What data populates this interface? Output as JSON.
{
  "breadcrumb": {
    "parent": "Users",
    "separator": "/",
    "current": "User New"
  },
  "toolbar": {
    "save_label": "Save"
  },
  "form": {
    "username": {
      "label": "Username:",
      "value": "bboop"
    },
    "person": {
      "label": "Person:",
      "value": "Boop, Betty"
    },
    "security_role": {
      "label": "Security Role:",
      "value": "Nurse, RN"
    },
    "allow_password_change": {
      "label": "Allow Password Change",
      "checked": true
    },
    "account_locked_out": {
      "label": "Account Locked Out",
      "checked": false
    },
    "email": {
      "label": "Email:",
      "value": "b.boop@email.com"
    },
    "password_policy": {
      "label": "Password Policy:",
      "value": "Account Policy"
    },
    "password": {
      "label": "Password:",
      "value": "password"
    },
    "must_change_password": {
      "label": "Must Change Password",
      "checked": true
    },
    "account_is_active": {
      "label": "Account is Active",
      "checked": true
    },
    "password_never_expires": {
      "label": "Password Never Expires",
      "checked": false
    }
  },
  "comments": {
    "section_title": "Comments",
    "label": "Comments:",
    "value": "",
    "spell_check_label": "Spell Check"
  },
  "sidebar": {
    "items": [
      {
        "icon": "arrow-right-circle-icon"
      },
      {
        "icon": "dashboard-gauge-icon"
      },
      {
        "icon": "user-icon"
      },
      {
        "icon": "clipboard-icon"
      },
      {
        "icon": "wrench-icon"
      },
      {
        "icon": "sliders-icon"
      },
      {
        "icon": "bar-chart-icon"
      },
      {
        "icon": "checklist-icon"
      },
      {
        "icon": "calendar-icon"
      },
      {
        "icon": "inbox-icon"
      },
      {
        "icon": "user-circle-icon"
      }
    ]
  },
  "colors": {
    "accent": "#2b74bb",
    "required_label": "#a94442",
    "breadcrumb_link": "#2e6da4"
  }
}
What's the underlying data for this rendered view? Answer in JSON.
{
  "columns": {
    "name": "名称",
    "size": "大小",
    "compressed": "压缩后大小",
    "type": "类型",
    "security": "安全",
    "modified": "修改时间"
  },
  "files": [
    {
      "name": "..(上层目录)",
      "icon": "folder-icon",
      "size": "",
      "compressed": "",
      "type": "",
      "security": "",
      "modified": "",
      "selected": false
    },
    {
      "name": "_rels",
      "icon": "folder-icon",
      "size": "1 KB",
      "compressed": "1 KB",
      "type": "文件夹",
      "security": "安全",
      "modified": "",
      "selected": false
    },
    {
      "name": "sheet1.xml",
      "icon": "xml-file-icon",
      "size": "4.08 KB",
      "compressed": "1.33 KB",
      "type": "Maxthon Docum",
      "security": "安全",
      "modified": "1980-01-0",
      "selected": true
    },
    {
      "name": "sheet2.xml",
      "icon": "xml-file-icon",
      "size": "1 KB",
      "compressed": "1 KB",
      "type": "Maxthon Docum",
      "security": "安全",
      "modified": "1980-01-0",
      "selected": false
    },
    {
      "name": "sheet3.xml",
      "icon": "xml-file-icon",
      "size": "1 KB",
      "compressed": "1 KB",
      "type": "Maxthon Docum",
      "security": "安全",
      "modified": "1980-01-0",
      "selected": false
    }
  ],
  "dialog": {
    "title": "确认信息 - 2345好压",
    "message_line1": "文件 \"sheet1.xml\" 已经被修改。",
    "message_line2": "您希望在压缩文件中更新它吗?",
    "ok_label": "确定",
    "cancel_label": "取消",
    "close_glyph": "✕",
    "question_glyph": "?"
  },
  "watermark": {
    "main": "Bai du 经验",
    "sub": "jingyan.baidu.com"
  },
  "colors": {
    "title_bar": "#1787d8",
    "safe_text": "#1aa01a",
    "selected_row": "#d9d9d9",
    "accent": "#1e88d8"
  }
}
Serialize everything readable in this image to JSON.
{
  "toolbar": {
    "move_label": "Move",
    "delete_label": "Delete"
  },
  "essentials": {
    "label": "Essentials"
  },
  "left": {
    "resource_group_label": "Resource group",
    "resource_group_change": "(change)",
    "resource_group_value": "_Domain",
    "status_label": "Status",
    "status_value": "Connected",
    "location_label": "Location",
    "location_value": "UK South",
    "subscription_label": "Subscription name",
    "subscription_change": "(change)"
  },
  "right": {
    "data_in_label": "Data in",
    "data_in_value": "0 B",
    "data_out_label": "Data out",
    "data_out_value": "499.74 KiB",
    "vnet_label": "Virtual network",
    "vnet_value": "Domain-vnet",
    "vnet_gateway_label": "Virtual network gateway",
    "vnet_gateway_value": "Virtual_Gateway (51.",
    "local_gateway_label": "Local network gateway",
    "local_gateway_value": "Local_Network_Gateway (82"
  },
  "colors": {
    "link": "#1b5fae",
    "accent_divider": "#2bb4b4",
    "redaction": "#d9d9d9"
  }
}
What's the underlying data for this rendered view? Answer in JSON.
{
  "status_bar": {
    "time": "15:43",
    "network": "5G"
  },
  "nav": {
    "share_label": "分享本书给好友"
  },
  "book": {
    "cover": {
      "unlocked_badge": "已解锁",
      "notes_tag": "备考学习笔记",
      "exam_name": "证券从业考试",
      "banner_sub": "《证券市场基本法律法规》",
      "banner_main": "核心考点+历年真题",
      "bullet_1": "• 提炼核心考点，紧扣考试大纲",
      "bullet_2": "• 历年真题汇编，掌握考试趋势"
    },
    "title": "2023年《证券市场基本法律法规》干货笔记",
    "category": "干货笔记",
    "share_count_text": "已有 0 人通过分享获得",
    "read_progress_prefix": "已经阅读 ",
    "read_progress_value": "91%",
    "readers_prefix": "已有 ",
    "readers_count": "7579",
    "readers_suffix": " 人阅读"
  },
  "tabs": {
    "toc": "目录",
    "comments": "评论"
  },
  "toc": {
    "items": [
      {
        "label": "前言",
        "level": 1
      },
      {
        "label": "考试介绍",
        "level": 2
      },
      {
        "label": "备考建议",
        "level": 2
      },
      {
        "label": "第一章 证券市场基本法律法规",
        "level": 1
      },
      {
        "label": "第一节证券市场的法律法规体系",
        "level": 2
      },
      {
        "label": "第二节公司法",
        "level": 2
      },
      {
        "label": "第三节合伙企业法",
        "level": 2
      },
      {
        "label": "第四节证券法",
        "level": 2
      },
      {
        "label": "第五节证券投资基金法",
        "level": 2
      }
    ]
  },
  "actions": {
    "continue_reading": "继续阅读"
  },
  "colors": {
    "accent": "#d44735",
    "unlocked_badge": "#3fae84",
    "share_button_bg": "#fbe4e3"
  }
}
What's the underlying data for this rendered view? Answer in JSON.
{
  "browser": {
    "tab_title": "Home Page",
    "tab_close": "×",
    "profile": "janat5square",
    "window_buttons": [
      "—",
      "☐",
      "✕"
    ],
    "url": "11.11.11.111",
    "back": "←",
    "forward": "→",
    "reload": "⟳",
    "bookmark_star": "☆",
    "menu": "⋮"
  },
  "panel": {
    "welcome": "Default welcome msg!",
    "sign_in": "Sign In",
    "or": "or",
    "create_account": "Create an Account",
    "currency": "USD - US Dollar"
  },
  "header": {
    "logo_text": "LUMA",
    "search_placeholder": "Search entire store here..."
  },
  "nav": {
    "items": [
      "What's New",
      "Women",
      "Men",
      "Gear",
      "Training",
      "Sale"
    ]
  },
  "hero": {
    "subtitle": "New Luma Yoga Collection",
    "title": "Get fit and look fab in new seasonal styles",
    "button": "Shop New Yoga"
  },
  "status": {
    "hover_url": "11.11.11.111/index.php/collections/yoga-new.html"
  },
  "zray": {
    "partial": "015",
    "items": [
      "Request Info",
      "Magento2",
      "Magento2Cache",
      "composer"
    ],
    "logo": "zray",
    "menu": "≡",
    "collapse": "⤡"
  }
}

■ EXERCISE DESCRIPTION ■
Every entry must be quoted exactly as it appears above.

■ EXPECTED ANSWER ■
What data populates this interface? Output as JSON.
{
  "breadcrumb": {
    "parent": "Users",
    "separator": "/",
    "current": "User New"
  },
  "toolbar": {
    "save_label": "Save"
  },
  "form": {
    "username": {
      "label": "Username:",
      "value": "bboop"
    },
    "person": {
      "label": "Person:",
      "value": "Boop, Betty"
    },
    "security_role": {
      "label": "Security Role:",
      "value": "Nurse, RN"
    },
    "allow_password_change": {
      "label": "Allow Password Change",
      "checked": true
    },
    "account_locked_out": {
      "label": "Account Locked Out",
      "checked": false
    },
    "email": {
      "label": "Email:",
      "value": "b.boop@email.com"
    },
    "password_policy": {
      "label": "Password Policy:",
      "value": "Account Policy"
    },
    "password": {
      "label": "Password:",
      "value": "password"
    },
    "must_change_password": {
      "label": "Must Change Password",
      "checked": true
    },
    "account_is_active": {
      "label": "Account is Active",
      "checked": true
    },
    "password_never_expires": {
      "label": "Password Never Expires",
      "checked": false
    }
  },
  "comments": {
    "section_title": "Comments",
    "label": "Comments:",
    "value": "",
    "spell_check_label": "Spell Check"
  },
  "sidebar": {
    "items": [
      {
        "icon": "arrow-right-circle-icon"
      },
      {
        "icon": "dashboard-gauge-icon"
      },
      {
        "icon": "user-icon"
      },
      {
        "icon": "clipboard-icon"
      },
      {
        "icon": "wrench-icon"
      },
      {
        "icon": "sliders-icon"
      },
      {
        "icon": "bar-chart-icon"
      },
      {
        "icon": "checklist-icon"
      },
      {
        "icon": "calendar-icon"
      },
      {
        "icon": "inbox-icon"
      },
      {
        "icon": "user-circle-icon"
      }
    ]
  },
  "colors": {
    "accent": "#2b74bb",
    "required_label": "#a94442",
    "breadcrumb_link": "#2e6da4"
  }
}
What's the underlying data for this rendered view? Answer in JSON.
{
  "columns": {
    "name": "名称",
    "size": "大小",
    "compressed": "压缩后大小",
    "type": "类型",
    "security": "安全",
    "modified": "修改时间"
  },
  "files": [
    {
      "name": "..(上层目录)",
      "icon": "folder-icon",
      "size": "",
      "compressed": "",
      "type": "",
      "security": "",
      "modified": "",
      "selected": false
    },
    {
      "name": "_rels",
      "icon": "folder-icon",
      "size": "1 KB",
      "compressed": "1 KB",
      "type": "文件夹",
      "security": "安全",
      "modified": "",
      "selected": false
    },
    {
      "name": "sheet1.xml",
      "icon": "xml-file-icon",
      "size": "4.08 KB",
      "compressed": "1.33 KB",
      "type": "Maxthon Docum",
      "security": "安全",
      "modified": "1980-01-0",
      "selected": true
    },
    {
      "name": "sheet2.xml",
      "icon": "xml-file-icon",
      "size": "1 KB",
      "compressed": "1 KB",
      "type": "Maxthon Docum",
      "security": "安全",
      "modified": "1980-01-0",
      "selected": false
    },
    {
      "name": "sheet3.xml",
      "icon": "xml-file-icon",
      "size": "1 KB",
      "compressed": "1 KB",
      "type": "Maxthon Docum",
      "security": "安全",
      "modified": "1980-01-0",
      "selected": false
    }
  ],
  "dialog": {
    "title": "确认信息 - 2345好压",
    "message_line1": "文件 \"sheet1.xml\" 已经被修改。",
    "message_line2": "您希望在压缩文件中更新它吗?",
    "ok_label": "确定",
    "cancel_label": "取消",
    "close_glyph": "✕",
    "question_glyph": "?"
  },
  "watermark": {
    "main": "Bai du 经验",
    "sub": "jingyan.baidu.com"
  },
  "colors": {
    "title_bar": "#1787d8",
    "safe_text": "#1aa01a",
    "selected_row": "#d9d9d9",
    "accent": "#1e88d8"
  }
}
Serialize everything readable in this image to JSON.
{
  "toolbar": {
    "move_label": "Move",
    "delete_label": "Delete"
  },
  "essentials": {
    "label": "Essentials"
  },
  "left": {
    "resource_group_label": "Resource group",
    "resource_group_change": "(change)",
    "resource_group_value": "_Domain",
    "status_label": "Status",
    "status_value": "Connected",
    "location_label": "Location",
    "location_value": "UK South",
    "subscription_label": "Subscription name",
    "subscription_change": "(change)"
  },
  "right": {
    "data_in_label": "Data in",
    "data_in_value": "0 B",
    "data_out_label": "Data out",
    "data_out_value": "499.74 KiB",
    "vnet_label": "Virtual network",
    "vnet_value": "Domain-vnet",
    "vnet_gateway_label": "Virtual network gateway",
    "vnet_gateway_value": "Virtual_Gateway (51.",
    "local_gateway_label": "Local network gateway",
    "local_gateway_value": "Local_Network_Gateway (82"
  },
  "colors": {
    "link": "#1b5fae",
    "accent_divider": "#2bb4b4",
    "redaction": "#d9d9d9"
  }
}
What's the underlying data for this rendered view? Answer in JSON.
{
  "status_bar": {
    "time": "15:43",
    "network": "5G"
  },
  "nav": {
    "share_label": "分享本书给好友"
  },
  "book": {
    "cover": {
      "unlocked_badge": "已解锁",
      "notes_tag": "备考学习笔记",
      "exam_name": "证券从业考试",
      "banner_sub": "《证券市场基本法律法规》",
      "banner_main": "核心考点+历年真题",
      "bullet_1": "• 提炼核心考点，紧扣考试大纲",
      "bullet_2": "• 历年真题汇编，掌握考试趋势"
    },
    "title": "2023年《证券市场基本法律法规》干货笔记",
    "category": "干货笔记",
    "share_count_text": "已有 0 人通过分享获得",
    "read_progress_prefix": "已经阅读 ",
    "read_progress_value": "91%",
    "readers_prefix": "已有 ",
    "readers_count": "7579",
    "readers_suffix": " 人阅读"
  },
  "tabs": {
    "toc": "目录",
    "comments": "评论"
  },
  "toc": {
    "items": [
      {
        "label": "前言",
        "level": 1
      },
      {
        "label": "考试介绍",
        "level": 2
      },
      {
        "label": "备考建议",
        "level": 2
      },
      {
        "label": "第一章 证券市场基本法律法规",
        "level": 1
      },
      {
        "label": "第一节证券市场的法律法规体系",
        "level": 2
      },
      {
        "label": "第二节公司法",
        "level": 2
      },
      {
        "label": "第三节合伙企业法",
        "level": 2
      },
      {
        "label": "第四节证券法",
        "level": 2
      },
      {
        "label": "第五节证券投资基金法",
        "level": 2
      }
    ]
  },
  "actions": {
    "continue_reading": "继续阅读"
  },
  "colors": {
    "accent": "#d44735",
    "unlocked_badge": "#3fae84",
    "share_button_bg": "#fbe4e3"
  }
}
What's the underlying data for this rendered view? Answer in JSON.
{
  "browser": {
    "tab_title": "Home Page",
    "tab_close": "×",
    "profile": "janat5square",
    "window_buttons": [
      "—",
      "☐",
      "✕"
    ],
    "url": "11.11.11.111",
    "back": "←",
    "forward": "→",
    "reload": "⟳",
    "bookmark_star": "☆",
    "menu": "⋮"
  },
  "panel": {
    "welcome": "Default welcome msg!",
    "sign_in": "Sign In",
    "or": "or",
    "create_account": "Create an Account",
    "currency": "USD - US Dollar"
  },
  "header": {
    "logo_text": "LUMA",
    "search_placeholder": "Search entire store here..."
  },
  "nav": {
    "items": [
      "What's New",
      "Women",
      "Men",
      "Gear",
      "Training",
      "Sale"
    ]
  },
  "hero": {
    "subtitle": "New Luma Yoga Collection",
    "title": "Get fit and look fab in new seasonal styles",
    "button": "Shop New Yoga"
  },
  "status": {
    "hover_url": "11.11.11.111/index.php/collections/yoga-new.html"
  },
  "zray": {
    "partial": "015",
    "items": [
      "Request Info",
      "Magento2",
      "Magento2Cache",
      "composer"
    ],
    "logo": "zray",
    "menu": "≡",
    "collapse": "⤡"
  }
}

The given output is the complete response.